A Kernel is simply a computer program and is the main component or heart of an operating system (OS) as it has control over everything of the system exactly like an Operating system. Whenever you start your system/os the first program that loads is the kernel after bootloader as Kernel has to handle the running processes and manage hardware devices (hard disk) and handling interrupts. The kernel remains in the OS’s memory until it is shut down.

Low-level tasks such as the memory, disk, task management, etc are done by the kernel and provide an interface between system hardware components and the user/system processes. A separate protected area of memory is provided for the kernel called Kernel Space and Kernel Space is not available for other applications of the system so that the kernel is safely loaded in this Kernel Space.

Often times you are put up to the task to compile the kernel and there can be a bunch of reasons as to why you can compile the kernel and some of them are:

  • Simply want to test how it’s done
  • enable/disable certain options of kernel
  • Enable hardware support that might not be available in the standard kernel
  • Using a distribution for which compiling kernel is required
  • Given an assignment in school/college

So in this article, we will install and compile the kernel on Ubuntu 20.04. And without wasting any more time let’s get into it.

Step1: Download Kernel

The first step involves downloading the source code of the Linux kernel from the following link:

Click on the yellow button that says Latest Stable Kernel shown in the above screenshot.

You can also download via command line by executing the below command in your terminal by replacing version 5.14.3 with your latest version:

$ wget

Step2: Installing requirements

This step involves installing all the requirements for the kernel to compile and can be achieved by executing a single command:

$ sudo apt-get install git fakeroot build-essential ncurses-dev xz-utils libssl-dev bc flex libelf-dev bison

It should be noted that there should be at least 12 GB of free space on your hard drive so that the kernel compilation may take place smoothly.

Step3: Source Extraction

This step involves extracting the downloaded file which can be done by executing with the below command in your Ubuntu terminal:

$ tar xvf linux-5.14.3.tar.xz

Let us now change our directory to the newly created directory via the following command:

$ cd linux-5.14.3

Step4: Kernel Configuration

Let us now configure our Kernel so that we know which modules to include for which first we have to copy the config file for which execute the following command:

$ cp /boot/config-$(uname -r) .config

Now that we have copied the config file we can make changes to this file and execute the make menuconfig command which will open up a configuration tool and will show us every module and whether to enable or disable it:

$ make menuconfig

Step5: Compiling Kernel

Now that we are done with configuring Kernel let us start compiling the Kernel for which we will use a single command where the first part will be compiling the kernel with the make command and the second part will be installing the kernel modules.
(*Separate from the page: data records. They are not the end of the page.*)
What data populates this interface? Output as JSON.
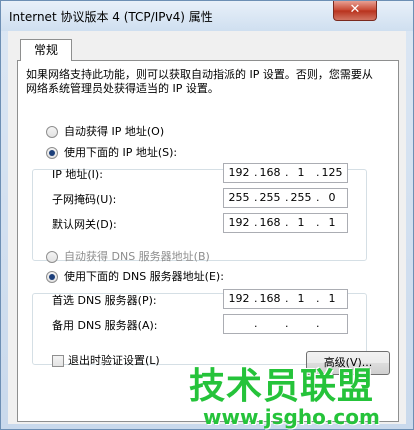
{
  "window": {
    "title": "Internet 协议版本 4 (TCP/IPv4) 属性",
    "close_label": "✕"
  },
  "tabs": [
    {
      "label": "常规"
    }
  ],
  "description": "如果网络支持此功能，则可以获取自动指派的 IP 设置。否则，您需要从网络系统管理员处获得适当的 IP 设置。",
  "ip_section": {
    "auto_label": "自动获得 IP 地址(O)",
    "auto_checked": false,
    "manual_label": "使用下面的 IP 地址(S):",
    "manual_checked": true,
    "fields": [
      {
        "label": "IP 地址(I):",
        "parts": [
          "192",
          "168",
          "1",
          "125"
        ]
      },
      {
        "label": "子网掩码(U):",
        "parts": [
          "255",
          "255",
          "255",
          "0"
        ]
      },
      {
        "label": "默认网关(D):",
        "parts": [
          "192",
          "168",
          "1",
          "1"
        ]
      }
    ]
  },
  "dns_section": {
    "auto_label": "自动获得 DNS 服务器地址(B)",
    "auto_checked": false,
    "auto_disabled": true,
    "manual_label": "使用下面的 DNS 服务器地址(E):",
    "manual_checked": true,
    "fields": [
      {
        "label": "首选 DNS 服务器(P):",
        "parts": [
          "192",
          "168",
          "1",
          "1"
        ]
      },
      {
        "label": "备用 DNS 服务器(A):",
        "parts": [
          "",
          "",
          "",
          ""
        ]
      }
    ]
  },
  "footer": {
    "validate_label": "退出时验证设置(L)",
    "validate_checked": false,
    "advanced_label": "高级(V)..."
  },
  "watermark": {
    "title": "技术员联盟",
    "url": "www.jsgho.com"
  }
}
To achieve the second task execute make modules_install. Then comes the third part where make install will copy the Kernel and .config file to the /boot folder hence generating the system. map file.

$ make

The above questions involve which kernel you are upgrading from and which kernel you are upgrading to so based on your kernel answer the questions.

The -j option is used to assign more cores to the process so that the process speeds up.

To know the number of cores available, use the “nproc” command:

$ nproc

After knowing the number of cores, you can mention the number cores as shown below to the make command as well:

$ make -j 4

Let us now install all the modules that you enabled during the step4 for which we will execute the following command:

$ make modules_install

Step6: Install Kernel

After installing the modules we need to install Kernel by executing the below command:

$ sudo make install

Step7: Enable Kernel for boot

Once you are done with installing Kernel, then we have to enable Kernel for a boot, for which execute the below command:

$ sudo update-initramfs -c -k 5.14.13

Remember to replace the version in the above command with your version of the kernel you just compiled.

The next step is to update-grub for which type or copy the following command in your Ubuntu terminal and then press enter:

$ sudo update-grub

Step8: Reboot System

This step involves rebooting your system for which execute the reboot command in your terminal:

$ reboot

Step9: Verification of Linux Kernel

This last step involves verifying the new Linux Kernel version which can be achieved with the following command:

$ uname -mrs


A kernel being the heart of the operating system controls everything that the operating system controls and handles, running processes, and manages hardware devices. The kernel is loaded in the protected Kernel Space and the Kernel remains in the memory of the operating system until the OS is shut down.

We completed our process of compiling and installing Kernel on Ubuntu in this article and hopes that you were successful. If you’re having trouble, go back to the beginning and make sure you’re following each step carefully.

About the author

Shehroz Azam

A Javascript Developer & Linux enthusiast with 4 years of industrial experience and proven know-how to combine creative and usability viewpoints resulting in world-class web applications. I have experience working with Vue, React & Node.js & currently working on article writing and video creation.